→ **EXERCISE AIM**
Search the records for the string "subtitle" and copy every line in which it appears.

Excerpts from an interface dataset:
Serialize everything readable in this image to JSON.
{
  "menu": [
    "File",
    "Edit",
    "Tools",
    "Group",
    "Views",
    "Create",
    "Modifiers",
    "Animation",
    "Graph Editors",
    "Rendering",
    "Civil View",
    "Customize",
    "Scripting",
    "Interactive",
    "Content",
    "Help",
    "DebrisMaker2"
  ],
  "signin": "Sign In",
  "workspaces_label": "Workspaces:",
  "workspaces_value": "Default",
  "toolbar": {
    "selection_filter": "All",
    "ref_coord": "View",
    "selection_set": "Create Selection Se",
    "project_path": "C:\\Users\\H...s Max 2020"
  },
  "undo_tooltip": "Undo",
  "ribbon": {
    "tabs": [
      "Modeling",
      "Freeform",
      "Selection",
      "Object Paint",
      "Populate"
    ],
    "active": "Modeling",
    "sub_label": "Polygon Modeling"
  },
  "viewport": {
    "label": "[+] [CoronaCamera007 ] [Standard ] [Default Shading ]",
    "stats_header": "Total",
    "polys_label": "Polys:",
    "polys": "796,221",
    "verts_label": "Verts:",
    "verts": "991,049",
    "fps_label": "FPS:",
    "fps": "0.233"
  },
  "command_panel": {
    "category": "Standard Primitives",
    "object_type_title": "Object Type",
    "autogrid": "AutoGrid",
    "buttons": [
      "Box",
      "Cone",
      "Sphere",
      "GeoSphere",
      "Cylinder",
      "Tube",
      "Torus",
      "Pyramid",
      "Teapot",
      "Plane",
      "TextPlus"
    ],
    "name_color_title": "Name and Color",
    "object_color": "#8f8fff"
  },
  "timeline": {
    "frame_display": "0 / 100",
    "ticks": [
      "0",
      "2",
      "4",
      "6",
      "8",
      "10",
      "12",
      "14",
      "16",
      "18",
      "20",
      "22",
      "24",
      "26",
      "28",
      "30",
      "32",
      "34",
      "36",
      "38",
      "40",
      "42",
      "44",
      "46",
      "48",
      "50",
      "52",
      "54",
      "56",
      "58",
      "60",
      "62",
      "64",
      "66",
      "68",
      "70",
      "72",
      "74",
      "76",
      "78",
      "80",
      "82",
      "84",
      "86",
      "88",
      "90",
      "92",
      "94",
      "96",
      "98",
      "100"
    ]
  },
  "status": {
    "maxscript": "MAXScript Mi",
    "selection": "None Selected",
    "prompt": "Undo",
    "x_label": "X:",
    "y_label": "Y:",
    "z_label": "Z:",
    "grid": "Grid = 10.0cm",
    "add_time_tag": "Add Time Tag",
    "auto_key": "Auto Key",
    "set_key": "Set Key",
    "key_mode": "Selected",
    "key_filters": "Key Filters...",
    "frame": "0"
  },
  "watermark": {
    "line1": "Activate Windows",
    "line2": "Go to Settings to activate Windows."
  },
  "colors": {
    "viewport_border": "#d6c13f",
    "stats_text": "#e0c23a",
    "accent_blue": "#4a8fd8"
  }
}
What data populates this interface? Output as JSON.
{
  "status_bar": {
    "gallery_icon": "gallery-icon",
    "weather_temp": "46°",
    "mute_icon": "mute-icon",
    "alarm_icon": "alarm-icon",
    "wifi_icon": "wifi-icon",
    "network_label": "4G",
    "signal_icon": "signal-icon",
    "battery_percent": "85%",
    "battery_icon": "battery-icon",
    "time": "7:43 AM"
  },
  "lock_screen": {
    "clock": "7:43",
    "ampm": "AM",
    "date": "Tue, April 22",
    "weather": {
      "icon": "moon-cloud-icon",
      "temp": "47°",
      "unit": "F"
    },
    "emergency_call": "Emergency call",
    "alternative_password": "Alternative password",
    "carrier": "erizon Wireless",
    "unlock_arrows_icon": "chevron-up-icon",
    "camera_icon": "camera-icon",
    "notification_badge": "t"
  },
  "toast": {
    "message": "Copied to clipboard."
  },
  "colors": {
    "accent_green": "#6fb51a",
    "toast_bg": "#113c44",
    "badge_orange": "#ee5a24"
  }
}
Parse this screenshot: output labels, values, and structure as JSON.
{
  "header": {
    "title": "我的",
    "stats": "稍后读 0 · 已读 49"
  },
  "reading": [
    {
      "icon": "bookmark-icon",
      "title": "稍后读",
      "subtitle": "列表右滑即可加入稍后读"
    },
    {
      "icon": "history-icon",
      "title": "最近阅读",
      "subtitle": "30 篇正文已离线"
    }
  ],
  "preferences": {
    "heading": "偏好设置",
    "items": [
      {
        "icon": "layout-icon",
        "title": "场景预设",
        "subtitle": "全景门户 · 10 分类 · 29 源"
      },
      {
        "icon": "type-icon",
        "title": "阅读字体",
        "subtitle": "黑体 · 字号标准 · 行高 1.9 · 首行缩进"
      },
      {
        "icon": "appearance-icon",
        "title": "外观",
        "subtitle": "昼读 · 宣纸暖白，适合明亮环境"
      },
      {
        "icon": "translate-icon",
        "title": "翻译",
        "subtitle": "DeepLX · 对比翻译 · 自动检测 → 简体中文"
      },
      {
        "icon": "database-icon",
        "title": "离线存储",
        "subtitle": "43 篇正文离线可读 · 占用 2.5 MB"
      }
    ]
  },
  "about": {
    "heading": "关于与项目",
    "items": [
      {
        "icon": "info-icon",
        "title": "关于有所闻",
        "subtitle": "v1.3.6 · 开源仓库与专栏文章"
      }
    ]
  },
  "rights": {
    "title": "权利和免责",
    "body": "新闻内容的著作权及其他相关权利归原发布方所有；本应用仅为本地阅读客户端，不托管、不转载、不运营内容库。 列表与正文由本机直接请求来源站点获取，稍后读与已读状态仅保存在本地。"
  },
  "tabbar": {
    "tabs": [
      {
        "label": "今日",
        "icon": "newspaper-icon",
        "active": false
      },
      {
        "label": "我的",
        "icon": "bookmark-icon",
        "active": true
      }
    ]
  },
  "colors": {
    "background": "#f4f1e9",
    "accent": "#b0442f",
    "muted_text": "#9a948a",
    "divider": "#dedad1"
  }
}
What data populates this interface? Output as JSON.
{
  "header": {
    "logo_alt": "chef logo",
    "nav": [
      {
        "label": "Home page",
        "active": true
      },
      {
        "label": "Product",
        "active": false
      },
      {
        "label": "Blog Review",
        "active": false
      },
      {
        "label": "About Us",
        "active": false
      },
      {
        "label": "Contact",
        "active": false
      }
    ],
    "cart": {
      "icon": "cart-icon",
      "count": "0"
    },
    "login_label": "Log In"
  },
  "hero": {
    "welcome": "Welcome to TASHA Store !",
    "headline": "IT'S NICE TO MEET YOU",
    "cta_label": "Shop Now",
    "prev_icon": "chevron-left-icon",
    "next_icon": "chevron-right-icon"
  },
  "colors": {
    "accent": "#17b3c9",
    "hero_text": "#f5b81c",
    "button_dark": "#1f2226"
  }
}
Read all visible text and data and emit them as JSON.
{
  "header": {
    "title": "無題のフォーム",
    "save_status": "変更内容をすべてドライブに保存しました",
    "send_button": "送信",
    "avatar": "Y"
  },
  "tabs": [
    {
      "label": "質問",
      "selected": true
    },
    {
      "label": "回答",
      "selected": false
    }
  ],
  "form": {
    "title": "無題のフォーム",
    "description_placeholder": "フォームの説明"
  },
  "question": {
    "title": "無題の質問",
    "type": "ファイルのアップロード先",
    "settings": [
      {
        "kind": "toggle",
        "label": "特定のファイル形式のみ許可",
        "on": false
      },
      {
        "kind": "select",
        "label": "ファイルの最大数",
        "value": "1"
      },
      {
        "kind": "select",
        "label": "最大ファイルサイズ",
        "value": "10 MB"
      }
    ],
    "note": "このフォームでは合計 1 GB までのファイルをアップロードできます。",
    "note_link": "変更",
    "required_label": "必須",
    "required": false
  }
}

→ **REPLY**
      "subtitle": "列表右滑即可加入稍后读"
      "subtitle": "30 篇正文已离线"
        "subtitle": "全景门户 · 10 分类 · 29 源"
        "subtitle": "黑体 · 字号标准 · 行高 1.9 · 首行缩进"
        "subtitle": "昼读 · 宣纸暖白，适合明亮环境"
        "subtitle": "DeepLX · 对比翻译 · 自动检测 → 简体中文"
        "subtitle": "43 篇正文离线可读 · 占用 2.5 MB"
        "subtitle": "v1.3.6 · 开源仓库与专栏文章"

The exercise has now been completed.